▸ **Aim of the task**
Repeat the entries exactly as they appear.

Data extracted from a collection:
****
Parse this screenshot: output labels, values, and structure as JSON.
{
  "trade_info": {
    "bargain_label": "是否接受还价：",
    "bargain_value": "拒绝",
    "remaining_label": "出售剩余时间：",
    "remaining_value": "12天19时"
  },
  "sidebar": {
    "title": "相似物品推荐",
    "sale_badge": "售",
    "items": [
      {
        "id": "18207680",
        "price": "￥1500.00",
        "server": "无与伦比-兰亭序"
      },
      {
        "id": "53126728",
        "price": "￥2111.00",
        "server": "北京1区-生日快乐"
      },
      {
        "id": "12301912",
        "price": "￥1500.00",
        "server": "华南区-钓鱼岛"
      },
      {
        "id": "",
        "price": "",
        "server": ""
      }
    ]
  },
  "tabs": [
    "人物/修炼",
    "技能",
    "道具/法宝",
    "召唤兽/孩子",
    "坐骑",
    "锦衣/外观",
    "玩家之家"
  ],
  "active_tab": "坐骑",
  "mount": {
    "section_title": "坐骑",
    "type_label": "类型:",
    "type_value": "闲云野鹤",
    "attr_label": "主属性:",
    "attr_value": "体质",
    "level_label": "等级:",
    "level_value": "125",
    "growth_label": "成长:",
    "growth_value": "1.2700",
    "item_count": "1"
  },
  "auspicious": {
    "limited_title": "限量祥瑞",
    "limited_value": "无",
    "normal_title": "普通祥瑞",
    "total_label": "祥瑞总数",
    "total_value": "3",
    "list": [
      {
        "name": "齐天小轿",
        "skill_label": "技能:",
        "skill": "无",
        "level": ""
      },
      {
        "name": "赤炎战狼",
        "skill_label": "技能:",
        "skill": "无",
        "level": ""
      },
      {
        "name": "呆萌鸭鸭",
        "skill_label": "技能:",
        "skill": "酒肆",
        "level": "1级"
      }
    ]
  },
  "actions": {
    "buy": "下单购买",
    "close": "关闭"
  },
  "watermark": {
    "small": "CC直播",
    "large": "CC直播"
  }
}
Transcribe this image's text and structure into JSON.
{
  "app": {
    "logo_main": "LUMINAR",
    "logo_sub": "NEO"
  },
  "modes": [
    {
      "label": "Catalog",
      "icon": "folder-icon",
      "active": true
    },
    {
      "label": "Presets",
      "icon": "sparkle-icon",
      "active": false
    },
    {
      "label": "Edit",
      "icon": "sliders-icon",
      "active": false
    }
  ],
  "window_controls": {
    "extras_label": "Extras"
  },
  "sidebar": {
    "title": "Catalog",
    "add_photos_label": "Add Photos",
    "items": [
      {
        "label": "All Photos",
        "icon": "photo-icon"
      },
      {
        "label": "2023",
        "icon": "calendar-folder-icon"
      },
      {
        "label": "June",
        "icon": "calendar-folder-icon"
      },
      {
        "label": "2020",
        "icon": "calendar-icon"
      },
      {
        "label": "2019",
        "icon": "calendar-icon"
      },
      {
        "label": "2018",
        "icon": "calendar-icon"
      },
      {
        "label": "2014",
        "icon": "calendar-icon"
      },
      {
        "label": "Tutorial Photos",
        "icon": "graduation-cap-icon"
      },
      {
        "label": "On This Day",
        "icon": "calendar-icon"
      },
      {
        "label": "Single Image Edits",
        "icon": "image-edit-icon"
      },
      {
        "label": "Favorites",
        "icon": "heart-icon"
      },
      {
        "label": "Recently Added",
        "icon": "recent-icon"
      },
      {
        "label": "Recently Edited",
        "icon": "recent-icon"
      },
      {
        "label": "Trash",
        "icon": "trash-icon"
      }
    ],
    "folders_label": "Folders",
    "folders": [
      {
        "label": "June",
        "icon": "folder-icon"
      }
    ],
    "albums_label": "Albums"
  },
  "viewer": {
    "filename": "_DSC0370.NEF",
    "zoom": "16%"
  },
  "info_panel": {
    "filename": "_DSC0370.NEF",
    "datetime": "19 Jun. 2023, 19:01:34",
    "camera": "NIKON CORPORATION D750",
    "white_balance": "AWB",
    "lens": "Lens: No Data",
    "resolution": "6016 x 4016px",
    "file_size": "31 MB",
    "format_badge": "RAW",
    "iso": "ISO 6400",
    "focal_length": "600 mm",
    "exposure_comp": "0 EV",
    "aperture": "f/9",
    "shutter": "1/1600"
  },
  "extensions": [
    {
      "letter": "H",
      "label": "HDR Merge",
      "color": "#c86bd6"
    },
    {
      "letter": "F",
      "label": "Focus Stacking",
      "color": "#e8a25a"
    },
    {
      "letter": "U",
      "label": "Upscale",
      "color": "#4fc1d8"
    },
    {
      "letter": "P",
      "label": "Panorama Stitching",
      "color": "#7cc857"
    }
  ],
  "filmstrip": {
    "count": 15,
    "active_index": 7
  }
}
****
▸ **Exercise output**
Parse this screenshot: output labels, values, and structure as JSON.
{
  "trade_info": {
    "bargain_label": "是否接受还价：",
    "bargain_value": "拒绝",
    "remaining_label": "出售剩余时间：",
    "remaining_value": "12天19时"
  },
  "sidebar": {
    "title": "相似物品推荐",
    "sale_badge": "售",
    "items": [
      {
        "id": "18207680",
        "price": "￥1500.00",
        "server": "无与伦比-兰亭序"
      },
      {
        "id": "53126728",
        "price": "￥2111.00",
        "server": "北京1区-生日快乐"
      },
      {
        "id": "12301912",
        "price": "￥1500.00",
        "server": "华南区-钓鱼岛"
      },
      {
        "id": "",
        "price": "",
        "server": ""
      }
    ]
  },
  "tabs": [
    "人物/修炼",
    "技能",
    "道具/法宝",
    "召唤兽/孩子",
    "坐骑",
    "锦衣/外观",
    "玩家之家"
  ],
  "active_tab": "坐骑",
  "mount": {
    "section_title": "坐骑",
    "type_label": "类型:",
    "type_value": "闲云野鹤",
    "attr_label": "主属性:",
    "attr_value": "体质",
    "level_label": "等级:",
    "level_value": "125",
    "growth_label": "成长:",
    "growth_value": "1.2700",
    "item_count": "1"
  },
  "auspicious": {
    "limited_title": "限量祥瑞",
    "limited_value": "无",
    "normal_title": "普通祥瑞",
    "total_label": "祥瑞总数",
    "total_value": "3",
    "list": [
      {
        "name": "齐天小轿",
        "skill_label": "技能:",
        "skill": "无",
        "level": ""
      },
      {
        "name": "赤炎战狼",
        "skill_label": "技能:",
        "skill": "无",
        "level": ""
      },
      {
        "name": "呆萌鸭鸭",
        "skill_label": "技能:",
        "skill": "酒肆",
        "level": "1级"
      }
    ]
  },
  "actions": {
    "buy": "下单购买",
    "close": "关闭"
  },
  "watermark": {
    "small": "CC直播",
    "large": "CC直播"
  }
}
Transcribe this image's text and structure into JSON.
{
  "app": {
    "logo_main": "LUMINAR",
    "logo_sub": "NEO"
  },
  "modes": [
    {
      "label": "Catalog",
      "icon": "folder-icon",
      "active": true
    },
    {
      "label": "Presets",
      "icon": "sparkle-icon",
      "active": false
    },
    {
      "label": "Edit",
      "icon": "sliders-icon",
      "active": false
    }
  ],
  "window_controls": {
    "extras_label": "Extras"
  },
  "sidebar": {
    "title": "Catalog",
    "add_photos_label": "Add Photos",
    "items": [
      {
        "label": "All Photos",
        "icon": "photo-icon"
      },
      {
        "label": "2023",
        "icon": "calendar-folder-icon"
      },
      {
        "label": "June",
        "icon": "calendar-folder-icon"
      },
      {
        "label": "2020",
        "icon": "calendar-icon"
      },
      {
        "label": "2019",
        "icon": "calendar-icon"
      },
      {
        "label": "2018",
        "icon": "calendar-icon"
      },
      {
        "label": "2014",
        "icon": "calendar-icon"
      },
      {
        "label": "Tutorial Photos",
        "icon": "graduation-cap-icon"
      },
      {
        "label": "On This Day",
        "icon": "calendar-icon"
      },
      {
        "label": "Single Image Edits",
        "icon": "image-edit-icon"
      },
      {
        "label": "Favorites",
        "icon": "heart-icon"
      },
      {
        "label": "Recently Added",
        "icon": "recent-icon"
      },
      {
        "label": "Recently Edited",
        "icon": "recent-icon"
      },
      {
        "label": "Trash",
        "icon": "trash-icon"
      }
    ],
    "folders_label": "Folders",
    "folders": [
      {
        "label": "June",
        "icon": "folder-icon"
      }
    ],
    "albums_label": "Albums"
  },
  "viewer": {
    "filename": "_DSC0370.NEF",
    "zoom": "16%"
  },
  "info_panel": {
    "filename": "_DSC0370.NEF",
    "datetime": "19 Jun. 2023, 19:01:34",
    "camera": "NIKON CORPORATION D750",
    "white_balance": "AWB",
    "lens": "Lens: No Data",
    "resolution": "6016 x 4016px",
    "file_size": "31 MB",
    "format_badge": "RAW",
    "iso": "ISO 6400",
    "focal_length": "600 mm",
    "exposure_comp": "0 EV",
    "aperture": "f/9",
    "shutter": "1/1600"
  },
  "extensions": [
    {
      "letter": "H",
      "label": "HDR Merge",
      "color": "#c86bd6"
    },
    {
      "letter": "F",
      "label": "Focus Stacking",
      "color": "#e8a25a"
    },
    {
      "letter": "U",
      "label": "Upscale",
      "color": "#4fc1d8"
    },
    {
      "letter": "P",
      "label": "Panorama Stitching",
      "color": "#7cc857"
    }
  ],
  "filmstrip": {
    "count": 15,
    "active_index": 7
  }
}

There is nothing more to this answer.